It’s going to rain tomorrow, so today I toggled my vehicle from car to bike and set out southward. Even with no Favor offers, it would be good to get out on my bike.
I received one, just as I was giving up and thinking about just biking around the lake then home. A woman named Natasha wanted a certain type of bubble tea from a place on Guadalupe Street across from UT campus, The Drag, they call it.
Cost of product: $6.20, Tip: $7.10.
Later, in my car running GrubHub orders, I drove past the UT baseball stadium, bringing Thai food to a gentrified house. It was perhaps exactly two years ago that I’d been in that stadium, my only time there, taking my younger son to a baseball game. It might have been my birthday. It was late May and a very busy time for the baseball team, the end of their season. My son badly wanted to catch a ball and was well-equipped with a mitt, decent seats, and my patient, baseball-appreciating boyfriend offering advice.
Right before or right after that night I got terribly sick, for the first time in eons. It was clearly the flu, though confusing to have in May, plus I’d gotten a flu shot the winter before. In other words, I defied the odds. I lay in bed for a week, begging for limewater and chunks of pineapple. We had just moved into the house together; boxes filled rooms. Chris patiently moved them unpacked what he could, hung paintings, minded my children and brought me pineapple and specialty liquids.
Driving back through downtown today after that delivery I noticed, again, the tent compounds, some lining busy meridians, completely exposed to the elements, others with a modicum of protection due to their locations beneath overpasses. In a few hours, I knew, a storm was coming, and these tents and tent compounds looked ill-equipped to handle strong winds and torrential rain.
I wanted to warn them, tie your stuff down, move to higher ground if you can, find shelter if you’re able to. As if they didn’t know (maybe they didn’t, probably they did), but the roll of dice that would land my vehicle in the correct lane at at red light or with no cars behind me never happened.
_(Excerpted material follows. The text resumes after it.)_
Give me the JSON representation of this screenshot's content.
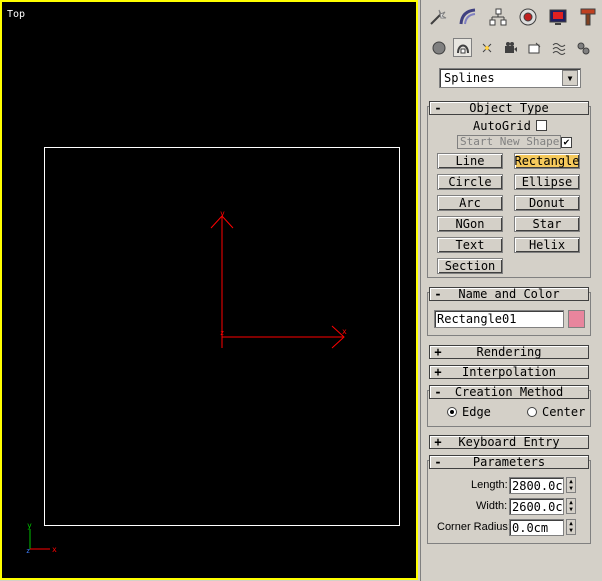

And the GrubHub app was tracking my location, noting my progress. Clients weren’t paying for detours.
I was cruising East on Cesar Chavez to pick up food from an Indian restaurant I’d never been to– maybe it’ll be a find, I thought. There was a skinny old man at the corner with a walking stick and a cardboard sign, and I was finally in the left lane, two cars back from the corner, and the light was red.
Do you like oranges, I called through my mask as I waved him over. I had three clementines in my left hand sticking out my driver’s side window.
He came over. “They’re my wife’s favorite,” said.
“OK, hang on,” I told him, scrambling to put the clementines back in their mesh sack so I could give him the whole bag.
He took it gracefully as I called out, my best to your wife. The light changed. As I drove on to the next place, I acknowledged that it was he doing me the favor.